BFS is believed to be a biological reaction to stress and anxiety from studying. Most people with BFS are under a great deal of pressure and resort to spending long hours studying and using stimulants to help them stay awake longer to study. These stimulants can disrupt the circadian rhythm, which can result in several biological and psychological effects on the body such as changes in metabolism, fatigue, and inability to focus. Much of this pressure to achieve highly in school and beyond comes from the family oriented West African culture. Often families will support one of the higher order children in the family through school and towards a successful career and in return that child must provide for the rest of the family, taking a role as head of the house. It is this great pressure to succeed in order to take care of their family that many students develop BFS. In addition, students from West African cultures that aren’t as westernized as others are at greater risk for developing BFS as they feel that they are betraying their culture by receiving westernized education.
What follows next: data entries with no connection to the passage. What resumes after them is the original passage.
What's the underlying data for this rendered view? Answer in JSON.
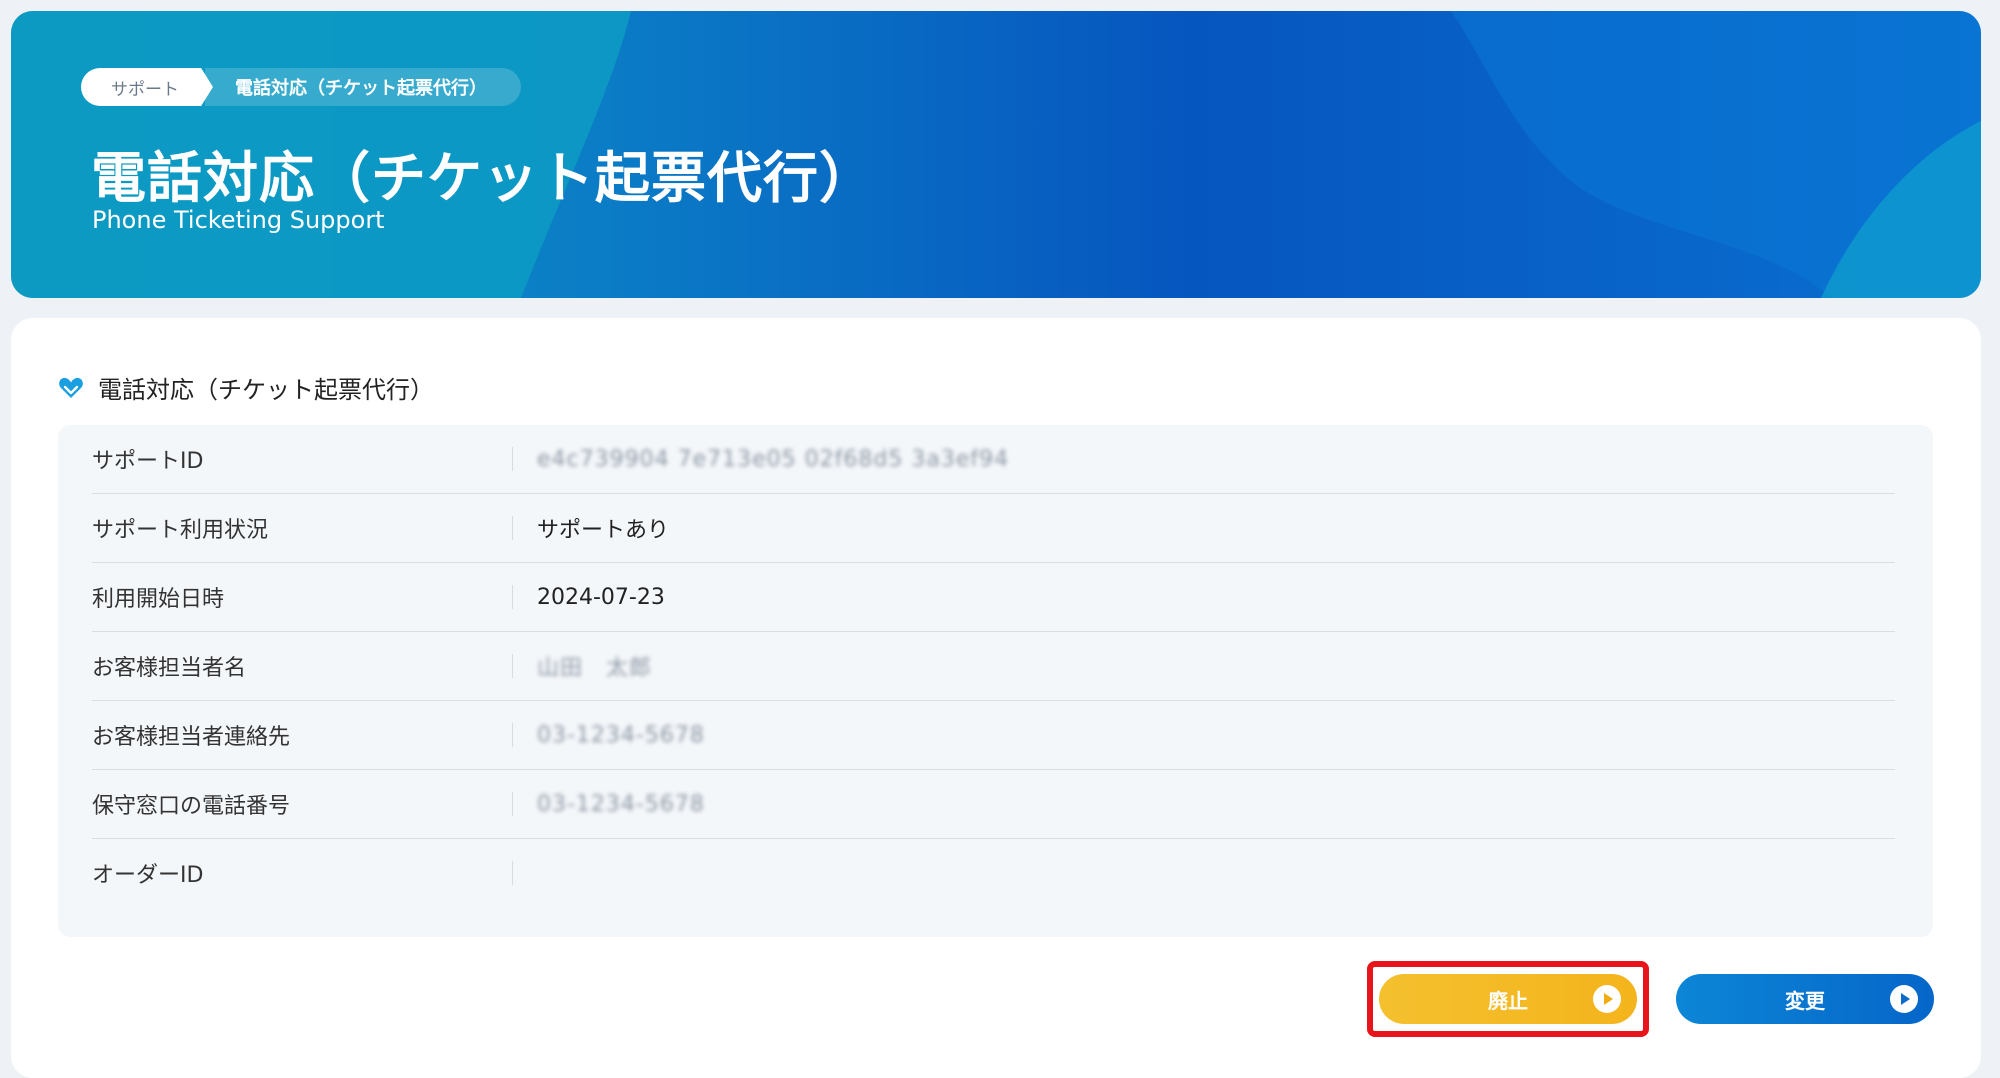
{
  "header": {
    "breadcrumb": [
      "サポート",
      "電話対応（チケット起票代行）"
    ],
    "title": "電話対応（チケット起票代行）",
    "subtitle": "Phone Ticketing Support"
  },
  "section": {
    "title": "電話対応（チケット起票代行）",
    "rows": [
      {
        "label": "サポートID",
        "value": "e4c739904 7e713e05 02f68d5 3a3ef94"
      },
      {
        "label": "サポート利用状況",
        "value": "サポートあり"
      },
      {
        "label": "利用開始日時",
        "value": "2024-07-23"
      },
      {
        "label": "お客様担当者名",
        "value": "山田　太郎"
      },
      {
        "label": "お客様担当者連絡先",
        "value": "03-1234-5678"
      },
      {
        "label": "保守窓口の電話番号",
        "value": "03-1234-5678"
      },
      {
        "label": "オーダーID",
        "value": ""
      }
    ]
  },
  "actions": {
    "abolish_label": "廃止",
    "change_label": "変更"
  },
  "colors": {
    "brand_blue": "#0656bf",
    "accent_yellow": "#f4b41c",
    "highlight_red": "#e8131b"
  }
}
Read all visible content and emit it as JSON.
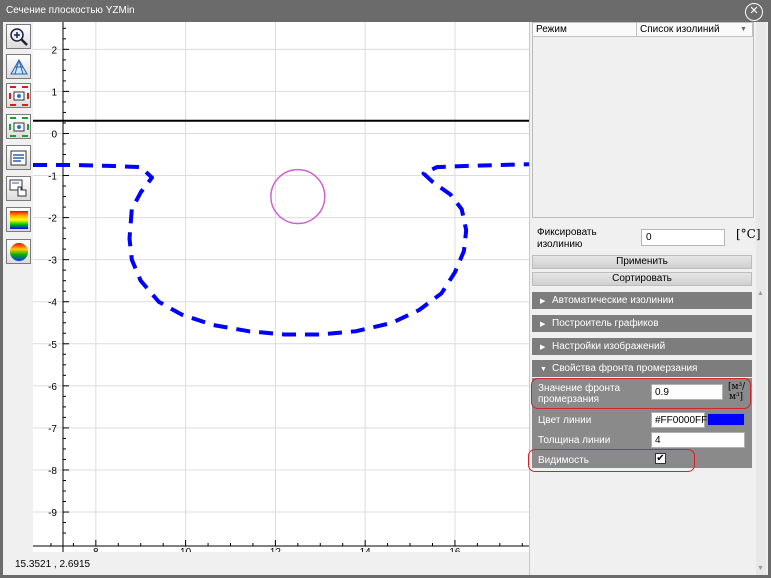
{
  "window": {
    "title": "Сечение плоскостью YZMin",
    "close_glyph": "✕"
  },
  "toolbar": {
    "buttons": [
      {
        "name": "zoom-in-button",
        "icon": "zoom-in-icon"
      },
      {
        "name": "mesh-view-button",
        "icon": "mesh-icon"
      },
      {
        "name": "fit-red-button",
        "icon": "fit-red-icon"
      },
      {
        "name": "fit-green-button",
        "icon": "fit-green-icon"
      },
      {
        "name": "legend-button",
        "icon": "legend-icon"
      },
      {
        "name": "pointer-button",
        "icon": "hand-pointer-icon"
      },
      {
        "name": "palette-button",
        "icon": "color-palette-icon"
      },
      {
        "name": "sphere-button",
        "icon": "color-sphere-icon"
      }
    ]
  },
  "chart_data": {
    "type": "line",
    "x_ticks": [
      8,
      10,
      12,
      14,
      16
    ],
    "y_ticks": [
      2,
      1,
      0,
      -1,
      -2,
      -3,
      -4,
      -5,
      -6,
      -7,
      -8,
      -9
    ],
    "xlim": [
      6.6,
      17.65
    ],
    "ylim": [
      -9.95,
      2.65
    ],
    "series": [
      {
        "style": "solid",
        "color": "#000000",
        "x": [
          6.6,
          17.65
        ],
        "y": [
          0.3,
          0.3
        ]
      },
      {
        "style": "dashed",
        "color": "#0000ff",
        "x": [
          6.6,
          7.5,
          8.3,
          9.0,
          9.25,
          9.0,
          8.8,
          8.75,
          8.8,
          9.0,
          9.4,
          9.9,
          10.6,
          11.4,
          12.2,
          13.0,
          13.8,
          14.6,
          15.2,
          15.7,
          16.0,
          16.2,
          16.25,
          16.15,
          15.9,
          15.5,
          15.3,
          15.6,
          16.3,
          17.0,
          17.65
        ],
        "y": [
          -0.75,
          -0.75,
          -0.77,
          -0.8,
          -1.05,
          -1.4,
          -1.8,
          -2.5,
          -3.0,
          -3.5,
          -4.0,
          -4.3,
          -4.55,
          -4.7,
          -4.78,
          -4.78,
          -4.7,
          -4.5,
          -4.2,
          -3.8,
          -3.3,
          -2.8,
          -2.3,
          -1.8,
          -1.45,
          -1.15,
          -0.95,
          -0.8,
          -0.77,
          -0.75,
          -0.73
        ]
      }
    ],
    "circle": {
      "cx": 12.5,
      "cy": -1.5,
      "r": 0.6,
      "color": "#d060d0"
    }
  },
  "status": {
    "coords": "15.3521 ,  2.6915"
  },
  "panel": {
    "col_mode": "Режим",
    "col_isolines": "Список изолиний",
    "fix_label": "Фиксировать изолинию",
    "fix_value": "0",
    "fix_unit": "[°C]",
    "apply": "Применить",
    "sort": "Сортировать",
    "sections": {
      "auto": "Автоматические изолинии",
      "graph": "Построитель графиков",
      "image": "Настройки изображений",
      "frost": "Свойства фронта промерзания"
    },
    "frost_value_label": "Значение фронта промерзания",
    "frost_value": "0.9",
    "line_color_label": "Цвет линии",
    "line_color_value": "#FF0000FF",
    "line_color": "#0000ff",
    "line_width_label": "Толщина линии",
    "line_width_value": "4",
    "visibility_label": "Видимость",
    "visibility_checked": "✔"
  }
}
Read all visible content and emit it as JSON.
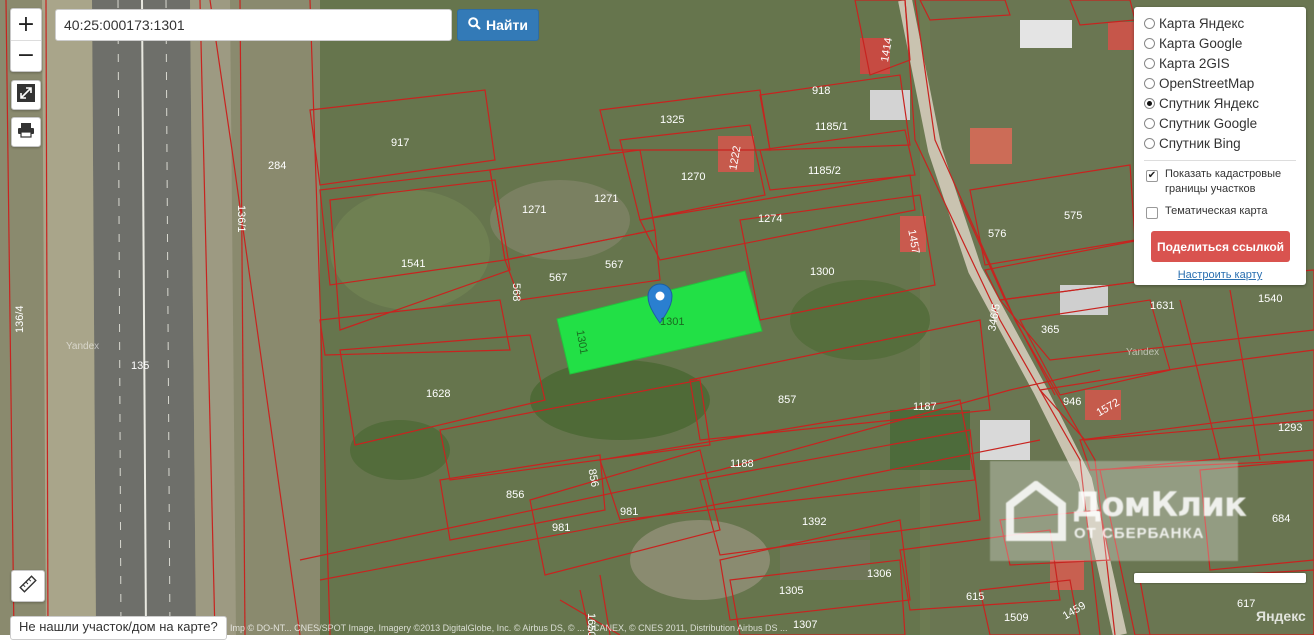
{
  "search": {
    "value": "40:25:000173:1301",
    "button_label": "Найти",
    "button_icon": "search-icon"
  },
  "zoom": {
    "in_label": "+",
    "out_label": "−"
  },
  "tools": {
    "fullscreen_icon": "expand-icon",
    "print_icon": "print-icon",
    "ruler_icon": "ruler-icon"
  },
  "layers": {
    "items": [
      {
        "label": "Карта Яндекс",
        "selected": false
      },
      {
        "label": "Карта Google",
        "selected": false
      },
      {
        "label": "Карта 2GIS",
        "selected": false
      },
      {
        "label": "OpenStreetMap",
        "selected": false
      },
      {
        "label": "Спутник Яндекс",
        "selected": true
      },
      {
        "label": "Спутник Google",
        "selected": false
      },
      {
        "label": "Спутник Bing",
        "selected": false
      }
    ],
    "cadastral_label": "Показать кадастровые границы участков",
    "cadastral_checked": true,
    "thematic_label": "Тематическая карта",
    "thematic_checked": false,
    "share_label": "Поделиться ссылкой",
    "settings_label": "Настроить карту"
  },
  "map": {
    "selected_parcel": "1301",
    "parcel_labels": [
      "917",
      "284",
      "136/1",
      "136/4",
      "135",
      "1325",
      "918",
      "1185/1",
      "1185/2",
      "1270",
      "1222",
      "1271",
      "1271",
      "1274",
      "1541",
      "567",
      "567",
      "568",
      "1300",
      "1457",
      "575",
      "576",
      "346/5",
      "1631",
      "1540",
      "365",
      "1628",
      "857",
      "1187",
      "946",
      "1572",
      "1293",
      "1188",
      "856",
      "856",
      "981",
      "981",
      "1392",
      "1306",
      "1305",
      "1307",
      "615",
      "1509",
      "1459",
      "617",
      "684",
      "1650",
      "1414",
      "1301",
      "1301"
    ],
    "provider_watermarks": [
      "Yandex",
      "Yandex"
    ],
    "colors": {
      "parcel_border": "#c8231f",
      "selected_fill": "#22e046",
      "marker": "#2a7fd0"
    }
  },
  "watermark": {
    "brand": "ДомКлик",
    "subtitle": "ОТ СБЕРБАНКА"
  },
  "bottom": {
    "not_found_label": "Не нашли участок/дом на карте?"
  },
  "footer": {
    "copyright": "Imp © DO-NT... CNES/SPOT Image, Imagery ©2013 DigitalGlobe, Inc. © Airbus DS, © ... SCANEX, © CNES 2011, Distribution Airbus DS ...",
    "logo": "Яндекс"
  }
}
Several different approaches have been taken to evaluate and attempt to treat BFS. The biopsychological approach describes BFS as anxiety behind the drive to succeed and fear to fail. This anxiety creates a vicious cycle which leads to students trying harder and sacrificing sleep for study, that in turn causes the body and mind to not perform as well studying, which results in increased anxiety. Treatment methods for this approach are anti-anxiety pharmaceuticals including benzodiazepines and lorazepam, with lorazepam being most effective. The psychoanalytic approach attributes BFS to ego, with those effected having larger egos and the symptoms being due to the stress and effort from trying to maintain the ego. There are no effective reported treatments from this approach. The transcultural approach describes BFS as the somatization of anxiety and depressive moods, with anxiety coming from the pressure to uphold cultural standards and the depression from the failure to uphold said standards. In this case psychotherapy would be an ideal treatment for BFS.
A. O. Adewuya, O. Morakinyo, B. A. Ola, “Brain Fag Syndrome – a Myth or a Reality,” Afr J Psychiatry 12 (2009):135-143